- [TASK DETAILS]
I would like every line of the records below that contains the word "title" copied.

Data items
::::

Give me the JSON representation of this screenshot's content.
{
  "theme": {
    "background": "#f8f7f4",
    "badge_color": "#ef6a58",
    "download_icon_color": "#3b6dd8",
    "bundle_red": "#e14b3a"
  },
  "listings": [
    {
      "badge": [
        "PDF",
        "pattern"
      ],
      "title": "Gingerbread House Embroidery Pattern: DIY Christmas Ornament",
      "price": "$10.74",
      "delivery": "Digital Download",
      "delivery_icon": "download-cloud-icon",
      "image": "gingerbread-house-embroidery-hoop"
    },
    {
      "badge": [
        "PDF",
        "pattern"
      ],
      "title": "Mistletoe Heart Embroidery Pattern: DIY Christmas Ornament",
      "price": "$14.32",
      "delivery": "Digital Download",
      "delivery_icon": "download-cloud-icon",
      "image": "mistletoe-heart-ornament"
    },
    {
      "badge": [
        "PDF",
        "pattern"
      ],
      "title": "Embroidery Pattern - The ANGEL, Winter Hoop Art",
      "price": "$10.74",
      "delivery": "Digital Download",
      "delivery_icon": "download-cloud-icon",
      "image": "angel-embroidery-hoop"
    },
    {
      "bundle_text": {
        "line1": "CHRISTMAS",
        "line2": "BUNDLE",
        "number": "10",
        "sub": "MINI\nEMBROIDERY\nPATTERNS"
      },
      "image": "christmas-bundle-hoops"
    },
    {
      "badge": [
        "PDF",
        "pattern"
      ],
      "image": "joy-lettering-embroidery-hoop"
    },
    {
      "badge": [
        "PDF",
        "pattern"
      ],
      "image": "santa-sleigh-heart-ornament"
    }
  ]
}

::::

- [SOLVED PROBLEM]
      "title": "Gingerbread House Embroidery Pattern: DIY Christmas Ornament",
      "title": "Mistletoe Heart Embroidery Pattern: DIY Christmas Ornament",
      "title": "Embroidery Pattern - The ANGEL, Winter Hoop Art",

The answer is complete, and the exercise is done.